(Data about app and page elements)
---

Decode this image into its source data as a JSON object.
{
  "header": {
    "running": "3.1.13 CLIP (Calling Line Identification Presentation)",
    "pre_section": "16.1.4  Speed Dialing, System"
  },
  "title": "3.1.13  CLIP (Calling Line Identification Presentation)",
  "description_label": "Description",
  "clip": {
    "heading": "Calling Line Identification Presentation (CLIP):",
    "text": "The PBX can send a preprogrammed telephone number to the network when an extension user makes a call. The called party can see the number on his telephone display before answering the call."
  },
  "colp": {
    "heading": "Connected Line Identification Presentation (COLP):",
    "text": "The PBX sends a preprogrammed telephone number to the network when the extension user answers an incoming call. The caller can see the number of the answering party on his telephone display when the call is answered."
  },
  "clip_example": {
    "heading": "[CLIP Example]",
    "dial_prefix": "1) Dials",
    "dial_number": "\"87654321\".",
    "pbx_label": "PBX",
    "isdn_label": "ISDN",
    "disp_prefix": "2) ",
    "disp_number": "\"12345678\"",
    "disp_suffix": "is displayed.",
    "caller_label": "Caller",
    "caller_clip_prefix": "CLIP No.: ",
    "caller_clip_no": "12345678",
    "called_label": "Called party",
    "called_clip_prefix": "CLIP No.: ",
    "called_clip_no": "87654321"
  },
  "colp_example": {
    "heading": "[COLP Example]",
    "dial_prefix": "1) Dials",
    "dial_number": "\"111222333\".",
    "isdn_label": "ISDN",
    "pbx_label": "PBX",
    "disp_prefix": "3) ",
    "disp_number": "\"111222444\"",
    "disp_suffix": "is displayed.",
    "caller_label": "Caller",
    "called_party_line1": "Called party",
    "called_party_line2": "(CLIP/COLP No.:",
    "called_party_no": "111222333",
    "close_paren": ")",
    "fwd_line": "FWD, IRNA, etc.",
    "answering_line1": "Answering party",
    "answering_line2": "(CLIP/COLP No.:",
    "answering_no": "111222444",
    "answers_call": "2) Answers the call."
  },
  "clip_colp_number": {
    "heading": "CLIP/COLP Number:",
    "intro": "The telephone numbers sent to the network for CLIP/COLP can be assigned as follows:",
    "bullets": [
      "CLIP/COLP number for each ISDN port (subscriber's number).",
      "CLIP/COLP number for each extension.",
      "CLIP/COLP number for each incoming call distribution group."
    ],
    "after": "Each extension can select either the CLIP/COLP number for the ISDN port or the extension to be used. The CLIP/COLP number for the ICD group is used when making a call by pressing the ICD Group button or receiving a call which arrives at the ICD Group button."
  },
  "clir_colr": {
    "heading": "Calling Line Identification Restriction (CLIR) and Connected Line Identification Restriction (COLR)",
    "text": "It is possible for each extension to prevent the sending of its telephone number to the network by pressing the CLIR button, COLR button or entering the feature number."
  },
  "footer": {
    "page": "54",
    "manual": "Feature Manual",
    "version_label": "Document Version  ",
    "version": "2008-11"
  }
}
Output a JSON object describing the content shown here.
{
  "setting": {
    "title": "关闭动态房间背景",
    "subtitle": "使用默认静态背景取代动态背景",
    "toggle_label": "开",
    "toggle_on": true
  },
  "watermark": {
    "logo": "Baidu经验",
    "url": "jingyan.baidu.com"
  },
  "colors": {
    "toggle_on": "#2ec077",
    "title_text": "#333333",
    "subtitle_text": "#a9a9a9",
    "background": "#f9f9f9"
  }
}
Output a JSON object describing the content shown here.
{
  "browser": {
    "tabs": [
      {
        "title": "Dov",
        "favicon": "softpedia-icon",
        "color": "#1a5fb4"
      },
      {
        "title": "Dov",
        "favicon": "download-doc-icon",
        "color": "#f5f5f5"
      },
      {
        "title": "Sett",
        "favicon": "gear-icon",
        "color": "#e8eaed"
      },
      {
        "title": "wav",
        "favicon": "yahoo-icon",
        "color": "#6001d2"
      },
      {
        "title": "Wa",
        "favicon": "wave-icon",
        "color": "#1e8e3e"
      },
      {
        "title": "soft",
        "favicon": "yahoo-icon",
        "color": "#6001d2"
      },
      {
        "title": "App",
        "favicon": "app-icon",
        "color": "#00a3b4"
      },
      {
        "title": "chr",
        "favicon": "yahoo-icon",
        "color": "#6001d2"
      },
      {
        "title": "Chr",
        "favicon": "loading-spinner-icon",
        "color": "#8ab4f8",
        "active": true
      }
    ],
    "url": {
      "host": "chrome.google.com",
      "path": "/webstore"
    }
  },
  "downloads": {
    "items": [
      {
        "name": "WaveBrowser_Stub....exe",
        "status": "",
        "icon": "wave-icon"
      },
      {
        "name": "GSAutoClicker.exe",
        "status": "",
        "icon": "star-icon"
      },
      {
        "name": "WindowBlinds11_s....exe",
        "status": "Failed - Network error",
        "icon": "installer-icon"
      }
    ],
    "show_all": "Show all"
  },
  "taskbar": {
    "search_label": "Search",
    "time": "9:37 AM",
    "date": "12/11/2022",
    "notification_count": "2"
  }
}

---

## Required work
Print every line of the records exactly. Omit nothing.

## Output below
Decode this image into its source data as a JSON object.
{
  "header": {
    "running": "3.1.13 CLIP (Calling Line Identification Presentation)",
    "pre_section": "16.1.4  Speed Dialing, System"
  },
  "title": "3.1.13  CLIP (Calling Line Identification Presentation)",
  "description_label": "Description",
  "clip": {
    "heading": "Calling Line Identification Presentation (CLIP):",
    "text": "The PBX can send a preprogrammed telephone number to the network when an extension user makes a call. The called party can see the number on his telephone display before answering the call."
  },
  "colp": {
    "heading": "Connected Line Identification Presentation (COLP):",
    "text": "The PBX sends a preprogrammed telephone number to the network when the extension user answers an incoming call. The caller can see the number of the answering party on his telephone display when the call is answered."
  },
  "clip_example": {
    "heading": "[CLIP Example]",
    "dial_prefix": "1) Dials",
    "dial_number": "\"87654321\".",
    "pbx_label": "PBX",
    "isdn_label": "ISDN",
    "disp_prefix": "2) ",
    "disp_number": "\"12345678\"",
    "disp_suffix": "is displayed.",
    "caller_label": "Caller",
    "caller_clip_prefix": "CLIP No.: ",
    "caller_clip_no": "12345678",
    "called_label": "Called party",
    "called_clip_prefix": "CLIP No.: ",
    "called_clip_no": "87654321"
  },
  "colp_example": {
    "heading": "[COLP Example]",
    "dial_prefix": "1) Dials",
    "dial_number": "\"111222333\".",
    "isdn_label": "ISDN",
    "pbx_label": "PBX",
    "disp_prefix": "3) ",
    "disp_number": "\"111222444\"",
    "disp_suffix": "is displayed.",
    "caller_label": "Caller",
    "called_party_line1": "Called party",
    "called_party_line2": "(CLIP/COLP No.:",
    "called_party_no": "111222333",
    "close_paren": ")",
    "fwd_line": "FWD, IRNA, etc.",
    "answering_line1": "Answering party",
    "answering_line2": "(CLIP/COLP No.:",
    "answering_no": "111222444",
    "answers_call": "2) Answers the call."
  },
  "clip_colp_number": {
    "heading": "CLIP/COLP Number:",
    "intro": "The telephone numbers sent to the network for CLIP/COLP can be assigned as follows:",
    "bullets": [
      "CLIP/COLP number for each ISDN port (subscriber's number).",
      "CLIP/COLP number for each extension.",
      "CLIP/COLP number for each incoming call distribution group."
    ],
    "after": "Each extension can select either the CLIP/COLP number for the ISDN port or the extension to be used. The CLIP/COLP number for the ICD group is used when making a call by pressing the ICD Group button or receiving a call which arrives at the ICD Group button."
  },
  "clir_colr": {
    "heading": "Calling Line Identification Restriction (CLIR) and Connected Line Identification Restriction (COLR)",
    "text": "It is possible for each extension to prevent the sending of its telephone number to the network by pressing the CLIR button, COLR button or entering the feature number."
  },
  "footer": {
    "page": "54",
    "manual": "Feature Manual",
    "version_label": "Document Version  ",
    "version": "2008-11"
  }
}
Output a JSON object describing the content shown here.
{
  "setting": {
    "title": "关闭动态房间背景",
    "subtitle": "使用默认静态背景取代动态背景",
    "toggle_label": "开",
    "toggle_on": true
  },
  "watermark": {
    "logo": "Baidu经验",
    "url": "jingyan.baidu.com"
  },
  "colors": {
    "toggle_on": "#2ec077",
    "title_text": "#333333",
    "subtitle_text": "#a9a9a9",
    "background": "#f9f9f9"
  }
}
Output a JSON object describing the content shown here.
{
  "browser": {
    "tabs": [
      {
        "title": "Dov",
        "favicon": "softpedia-icon",
        "color": "#1a5fb4"
      },
      {
        "title": "Dov",
        "favicon": "download-doc-icon",
        "color": "#f5f5f5"
      },
      {
        "title": "Sett",
        "favicon": "gear-icon",
        "color": "#e8eaed"
      },
      {
        "title": "wav",
        "favicon": "yahoo-icon",
        "color": "#6001d2"
      },
      {
        "title": "Wa",
        "favicon": "wave-icon",
        "color": "#1e8e3e"
      },
      {
        "title": "soft",
        "favicon": "yahoo-icon",
        "color": "#6001d2"
      },
      {
        "title": "App",
        "favicon": "app-icon",
        "color": "#00a3b4"
      },
      {
        "title": "chr",
        "favicon": "yahoo-icon",
        "color": "#6001d2"
      },
      {
        "title": "Chr",
        "favicon": "loading-spinner-icon",
        "color": "#8ab4f8",
        "active": true
      }
    ],
    "url": {
      "host": "chrome.google.com",
      "path": "/webstore"
    }
  },
  "downloads": {
    "items": [
      {
        "name": "WaveBrowser_Stub....exe",
        "status": "",
        "icon": "wave-icon"
      },
      {
        "name": "GSAutoClicker.exe",
        "status": "",
        "icon": "star-icon"
      },
      {
        "name": "WindowBlinds11_s....exe",
        "status": "Failed - Network error",
        "icon": "installer-icon"
      }
    ],
    "show_all": "Show all"
  },
  "taskbar": {
    "search_label": "Search",
    "time": "9:37 AM",
    "date": "12/11/2022",
    "notification_count": "2"
  }
}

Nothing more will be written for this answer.